Level 1 CFA® Exam:
Share repurchases are transactions in which companies buy back shares they have previously issued from their shareholders. A share repurchase (aka. share buyback) is often considered an alternative to paying out dividends (in other words an equivalent of a cash dividend). In the UK, share repurchases were introduced as recently as in the 1980s; in the US they had been allowed by law for a long time, but had hardly been used. Only in the mid-1980s did they become much more common thanks to new regulations.
In Europe and Asia relevant legislation was introduced even later: It was implemented in Japan in 1995, Germany and Singapore in 1998, and Denmark and Sweden in 2000. In many of those countries share repurchase legislation is very restrictive; some restrictions include a requirement to obtain the approval of shareholders and limits on the proportion of shares that can be repurchased.
Let's now examine the growth of share repurchases in relation to the popularity of dividends. For example, in the early 1990s, the value of share repurchases in the US was just a fraction of the value of dividends in the American market. In the early 2000s, the total value of share repurchases in the US started to outgrow the total value of cash dividends.
Share repurchases keep growing in other markets, too. Why is it so? Mostly because of the introduced regulations. But also because of 2 things that distinguish share repurchases from dividends:
- Unlike dividend payments, share repurchases are not obligatory.
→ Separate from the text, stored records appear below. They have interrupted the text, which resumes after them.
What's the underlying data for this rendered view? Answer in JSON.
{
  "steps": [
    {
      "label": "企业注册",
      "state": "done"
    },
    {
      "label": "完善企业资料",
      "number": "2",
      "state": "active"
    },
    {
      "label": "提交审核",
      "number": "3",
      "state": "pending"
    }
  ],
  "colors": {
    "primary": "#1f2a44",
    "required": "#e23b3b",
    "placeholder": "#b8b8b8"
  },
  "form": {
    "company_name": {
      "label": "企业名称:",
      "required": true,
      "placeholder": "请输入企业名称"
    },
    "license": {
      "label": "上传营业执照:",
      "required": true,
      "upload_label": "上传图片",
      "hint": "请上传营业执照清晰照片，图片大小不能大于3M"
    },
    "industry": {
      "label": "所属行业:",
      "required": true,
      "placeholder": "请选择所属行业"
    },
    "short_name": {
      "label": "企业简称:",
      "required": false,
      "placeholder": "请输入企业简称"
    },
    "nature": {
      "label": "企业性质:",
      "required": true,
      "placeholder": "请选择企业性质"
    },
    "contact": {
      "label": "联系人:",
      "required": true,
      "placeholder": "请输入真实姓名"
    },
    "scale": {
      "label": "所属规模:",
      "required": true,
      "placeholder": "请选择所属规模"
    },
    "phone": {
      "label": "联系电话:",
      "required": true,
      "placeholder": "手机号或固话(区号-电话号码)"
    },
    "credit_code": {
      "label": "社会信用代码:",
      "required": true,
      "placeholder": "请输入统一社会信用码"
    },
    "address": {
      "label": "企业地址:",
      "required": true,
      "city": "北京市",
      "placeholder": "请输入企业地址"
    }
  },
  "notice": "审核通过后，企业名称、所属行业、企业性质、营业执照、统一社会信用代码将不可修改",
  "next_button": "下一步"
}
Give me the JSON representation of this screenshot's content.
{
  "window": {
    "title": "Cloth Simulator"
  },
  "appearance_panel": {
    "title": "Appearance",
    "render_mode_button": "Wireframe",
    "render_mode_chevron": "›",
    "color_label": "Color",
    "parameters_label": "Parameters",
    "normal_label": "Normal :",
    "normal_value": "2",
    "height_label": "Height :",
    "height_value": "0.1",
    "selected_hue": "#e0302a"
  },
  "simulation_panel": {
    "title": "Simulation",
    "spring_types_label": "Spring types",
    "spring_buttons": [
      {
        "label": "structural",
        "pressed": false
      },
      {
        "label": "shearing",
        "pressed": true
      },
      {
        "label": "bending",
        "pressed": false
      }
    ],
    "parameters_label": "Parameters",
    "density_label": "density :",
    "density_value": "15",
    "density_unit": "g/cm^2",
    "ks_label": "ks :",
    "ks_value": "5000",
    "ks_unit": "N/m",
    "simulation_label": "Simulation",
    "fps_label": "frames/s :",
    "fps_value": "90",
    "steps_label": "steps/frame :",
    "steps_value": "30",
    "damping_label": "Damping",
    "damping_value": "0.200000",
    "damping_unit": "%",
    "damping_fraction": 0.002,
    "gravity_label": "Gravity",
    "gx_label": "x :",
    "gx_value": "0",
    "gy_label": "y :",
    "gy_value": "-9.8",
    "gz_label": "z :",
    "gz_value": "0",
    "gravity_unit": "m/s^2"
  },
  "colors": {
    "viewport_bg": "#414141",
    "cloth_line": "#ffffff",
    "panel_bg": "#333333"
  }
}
Therefore, a share repurchase allows a company to react to the current developments within the company itself, in its environment, and on the stock exchange. For example, a company may decide against continuing repurchase.
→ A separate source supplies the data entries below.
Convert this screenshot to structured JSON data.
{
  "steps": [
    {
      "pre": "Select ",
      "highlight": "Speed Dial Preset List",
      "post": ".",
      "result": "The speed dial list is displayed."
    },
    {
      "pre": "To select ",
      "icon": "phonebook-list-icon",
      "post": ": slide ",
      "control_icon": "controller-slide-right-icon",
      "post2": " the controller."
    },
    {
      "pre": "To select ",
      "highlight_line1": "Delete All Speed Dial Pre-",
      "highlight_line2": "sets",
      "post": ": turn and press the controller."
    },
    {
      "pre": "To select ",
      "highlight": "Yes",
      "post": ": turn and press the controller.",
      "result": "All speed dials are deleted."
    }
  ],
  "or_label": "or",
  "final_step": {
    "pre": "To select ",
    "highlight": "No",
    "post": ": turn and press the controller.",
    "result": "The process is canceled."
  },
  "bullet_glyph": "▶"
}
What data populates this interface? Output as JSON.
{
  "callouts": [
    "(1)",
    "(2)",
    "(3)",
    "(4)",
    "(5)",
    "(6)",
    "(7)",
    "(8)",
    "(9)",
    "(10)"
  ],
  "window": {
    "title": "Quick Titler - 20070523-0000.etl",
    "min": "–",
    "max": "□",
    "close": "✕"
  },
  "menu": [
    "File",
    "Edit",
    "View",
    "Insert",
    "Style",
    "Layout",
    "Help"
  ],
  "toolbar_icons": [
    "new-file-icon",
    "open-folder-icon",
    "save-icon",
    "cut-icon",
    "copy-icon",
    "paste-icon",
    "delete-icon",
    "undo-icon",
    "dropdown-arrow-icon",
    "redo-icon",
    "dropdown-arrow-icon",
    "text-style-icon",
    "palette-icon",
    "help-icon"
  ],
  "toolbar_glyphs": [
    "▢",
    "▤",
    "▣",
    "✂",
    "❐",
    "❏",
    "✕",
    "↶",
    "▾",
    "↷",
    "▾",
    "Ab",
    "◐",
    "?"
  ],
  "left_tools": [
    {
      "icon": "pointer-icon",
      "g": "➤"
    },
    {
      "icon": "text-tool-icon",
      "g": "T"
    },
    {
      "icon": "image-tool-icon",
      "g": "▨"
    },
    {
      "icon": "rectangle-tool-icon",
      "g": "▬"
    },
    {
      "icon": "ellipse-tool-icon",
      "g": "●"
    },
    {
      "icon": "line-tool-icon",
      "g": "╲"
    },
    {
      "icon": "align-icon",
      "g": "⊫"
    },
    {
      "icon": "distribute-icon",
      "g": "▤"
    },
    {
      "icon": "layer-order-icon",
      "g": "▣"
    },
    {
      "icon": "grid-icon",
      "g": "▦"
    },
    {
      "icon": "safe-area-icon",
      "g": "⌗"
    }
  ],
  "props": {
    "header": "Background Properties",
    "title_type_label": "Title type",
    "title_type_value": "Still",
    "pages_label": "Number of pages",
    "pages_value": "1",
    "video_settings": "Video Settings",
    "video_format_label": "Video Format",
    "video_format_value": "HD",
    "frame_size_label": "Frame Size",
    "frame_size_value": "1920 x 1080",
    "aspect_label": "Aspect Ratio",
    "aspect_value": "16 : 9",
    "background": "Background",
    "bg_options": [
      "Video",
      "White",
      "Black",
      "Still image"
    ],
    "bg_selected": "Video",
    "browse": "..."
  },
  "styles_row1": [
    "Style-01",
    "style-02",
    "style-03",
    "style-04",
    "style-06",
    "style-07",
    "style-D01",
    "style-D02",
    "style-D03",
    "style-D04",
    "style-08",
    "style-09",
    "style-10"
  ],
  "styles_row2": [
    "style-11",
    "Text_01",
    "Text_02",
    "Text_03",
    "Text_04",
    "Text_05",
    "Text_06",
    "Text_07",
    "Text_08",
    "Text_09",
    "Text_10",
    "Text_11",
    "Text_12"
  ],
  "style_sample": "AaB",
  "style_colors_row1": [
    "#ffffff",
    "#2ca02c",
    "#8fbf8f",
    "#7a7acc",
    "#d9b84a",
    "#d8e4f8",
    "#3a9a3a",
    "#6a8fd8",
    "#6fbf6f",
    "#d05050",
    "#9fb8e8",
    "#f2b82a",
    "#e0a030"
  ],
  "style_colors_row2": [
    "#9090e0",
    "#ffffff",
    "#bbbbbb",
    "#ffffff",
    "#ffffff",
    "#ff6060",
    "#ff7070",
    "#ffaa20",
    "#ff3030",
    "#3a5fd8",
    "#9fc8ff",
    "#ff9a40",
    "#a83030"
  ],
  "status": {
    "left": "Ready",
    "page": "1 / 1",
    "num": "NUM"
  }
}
- Dividends are always paid out proportionally to the number of shares held, whereas, in the case of a shares repurchase, a company can buy back shares owned only by those shareholders who are willing to sell them. So it is the shareholders who decide whether or not to participate in a share repurchase.
- One reason is that a share repurchase can support share prices if a company's management feels they are undervalued in the marketplace.
- What’s more, a share repurchase is also a flexible way to pay out cash to shareholders. A company has the liberty to decide on the time and size of a share repurchase.
- Share repurchase can be also used to decrease the number of outstanding shares, e.g. a lot of employees exercise their stock options.
- Finally, if the tax rate on cash dividends in a market exceeds the tax rate on capital gains, share repurchases increase tax efficiency.
IMPORTANT: For 2023 candidates the video below is optional.
- Share repurchases are transactions in which companies buy back shares they have previously issued from their shareholders.
- A share repurchase (aka. share buyback) is often considered an alternative to the cash dividend.
- Unlike dividend payments, share repurchases are not obligatory (for example a company may decide against continuing repurchase).
- In contrast to dividends, it is the shareholders who decide whether or not to participate in a share repurchase.